Posted in Guest Posts

Guest Post by Nicola Reekie

Nicola reached out to us on our Facebook page to share her story, she is currently organising the first free online pathological demand avoidance summit which will take place between 3rd – 6th July 2020.
Pathological demand avoidance (PDA) is part of the autism spectrum and is used to describe those whose main characteristic is to avoid everyday demands and expectations to an extreme extent. It can also be referred to as Extreme Demand Avoidance.

according to NAS (National Autistic Society) the distinctive features of DPA profile include:

  • resists and avoids the ordinary demands of life
  • uses social strategies as part of avoidance, for example, distracting, giving excuses
  • appears sociable, but lacks some understanding
  • experiences excessive mood swings and impulsivity
  • appears comfortable in role play and pretence
  • displays obsessive behaviour that is often focused on other people.

People with this profile can appear excessively controlling and dominating, especially when they feel anxious. However, they can also be confident and engaging when they feel secure and in control. It’s important to acknowledge that these people have a hidden disability.

In Nicola’s words…

I’m sharing this as it would have made a huge difference to us as a family if any of the professionals we were in touch with knew about PDA, it would have made a huge difference to us as a family.
I’ve started to see that the more I’m sharing on social media, there’s more people I’ve started to see the more I’m sharing about this on social media there’s more people understanding that their children aren’t naughty just have different needs
.

It was a chance conversation with a friend after we had been through the most challenging time yet. During this chat she mentioned three letters to me that I’d never heard before : PDA

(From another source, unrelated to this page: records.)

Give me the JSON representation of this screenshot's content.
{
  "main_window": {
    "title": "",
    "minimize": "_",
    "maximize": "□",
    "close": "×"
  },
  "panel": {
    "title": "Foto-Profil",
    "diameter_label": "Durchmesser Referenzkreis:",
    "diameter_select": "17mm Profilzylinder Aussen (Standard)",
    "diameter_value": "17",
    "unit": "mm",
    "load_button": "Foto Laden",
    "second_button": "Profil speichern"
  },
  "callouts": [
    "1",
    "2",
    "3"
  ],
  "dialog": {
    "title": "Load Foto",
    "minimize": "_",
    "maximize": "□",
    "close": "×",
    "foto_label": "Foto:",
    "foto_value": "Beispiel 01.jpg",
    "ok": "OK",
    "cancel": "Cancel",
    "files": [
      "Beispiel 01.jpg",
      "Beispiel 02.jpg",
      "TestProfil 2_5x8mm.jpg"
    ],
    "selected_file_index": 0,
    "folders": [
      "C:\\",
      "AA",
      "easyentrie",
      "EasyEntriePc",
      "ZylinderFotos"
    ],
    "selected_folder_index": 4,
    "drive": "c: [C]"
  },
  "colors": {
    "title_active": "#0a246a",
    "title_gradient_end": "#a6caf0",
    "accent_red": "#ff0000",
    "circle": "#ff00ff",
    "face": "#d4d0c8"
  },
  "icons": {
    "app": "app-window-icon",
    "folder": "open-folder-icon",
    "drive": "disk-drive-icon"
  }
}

When my son was young getting him to do anything was a struggle. My husband and I were met with constant meltdowns and upsets. Something as simple as dressing him and taking him to nursery on time was impossible.
Everyone told me it was just toddler tantrums and he would soon grow out of it. But he didn’t. In fact, things only got worse.
He became extremely fussy about food. If two different items on his plate touched one another he wouldn’t eat them. He left anything that was the slightest bit burnt and he’d even refuse a chocolate bar if a piece of it was broken.

A simple description of PDA is:
Anxiety need to be in control and avoid other people’s demands,
this can be ordinary daily tasks such as getting dressed, eating and going out even to do their favourite activities.

They will often go to extreme lengths to avoid the demands
For example negotiating,distracting, creating an excuse, or saying something shocking
If all this fails then a meltdown.

When my son was younger he was very set in his ways and would only play with certain toys in a regimented way. On top of all this, he barely slept. Me and my husband were permanently exhausted. We looked like the walking dead.
He became extremely fussy about food. If two different items on his plate touched one another he wouldn’t eat them. He left anything that was the slightest bit burnt and he’d even refuse a chocolate bar if a piece of it was broken.
There are many other examples I could give however I want to keep this short.

As time has gone on and we have an understanding we are able to support and guide him the best we can.

Click the logo to go to the Positive PDA website and find out more, or better yet register for the summit. Educate yourselves about one of the lesser known parts of the spectrum. The summit is entirely free during its duration and has over 16 key-note speakers. I for one have registered and am excited to learn more. Thanks Nicola 😘

And if you haven’t already check out our Facebook page https://www.facebook.com/ourjourneyontothespectrum